Task to complete: Look through the material below and give the number of lines where the string "count" occurs, with nothing added.

──────── Exercise input ────────

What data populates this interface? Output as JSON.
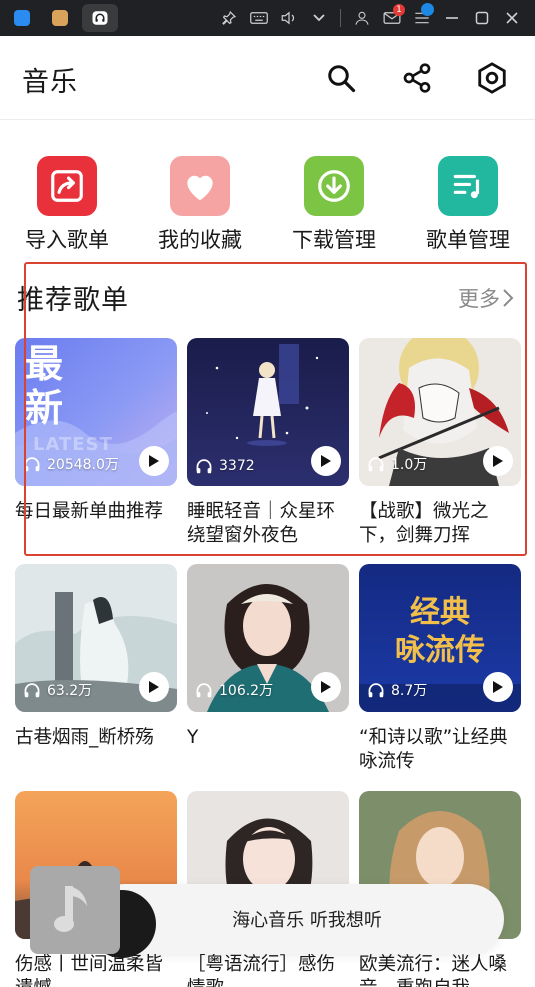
{
  "header": {
    "title": "音乐"
  },
  "os": {
    "mail_badge": "1"
  },
  "quick_actions": [
    {
      "label": "导入歌单",
      "icon": "import-playlist-icon",
      "color": "#e8313b"
    },
    {
      "label": "我的收藏",
      "icon": "heart-icon",
      "color": "#f6a3a3"
    },
    {
      "label": "下载管理",
      "icon": "download-icon",
      "color": "#7cc443"
    },
    {
      "label": "歌单管理",
      "icon": "playlist-manage-icon",
      "color": "#22b8a0"
    }
  ],
  "section": {
    "title": "推荐歌单",
    "more": "更多"
  },
  "cover_texts": {
    "latest_big": "最新",
    "latest_small": "LATEST"
  },
  "playlists": [
    {
      "title": "每日最新单曲推荐",
      "count": "20548.0万"
    },
    {
      "title": "睡眠轻音｜众星环绕望窗外夜色",
      "count": "3372"
    },
    {
      "title": "【战歌】微光之下，剑舞刀挥",
      "count": "1.0万"
    },
    {
      "title": "古巷烟雨_断桥殇",
      "count": "63.2万"
    },
    {
      "title": "Y",
      "count": "106.2万"
    },
    {
      "title": "“和诗以歌”让经典咏流传",
      "count": "8.7万"
    },
    {
      "title": "伤感丨世间温柔皆遗憾",
      "count": ""
    },
    {
      "title": "［粤语流行］感伤情歌",
      "count": ""
    },
    {
      "title": "欧美流行：迷人嗓音，重跑自我",
      "count": ""
    }
  ],
  "mini_player": {
    "text": "海心音乐 听我想听"
  },
  "colors": {
    "accent_red": "#d9432f"
  }
}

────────

Task answer: 9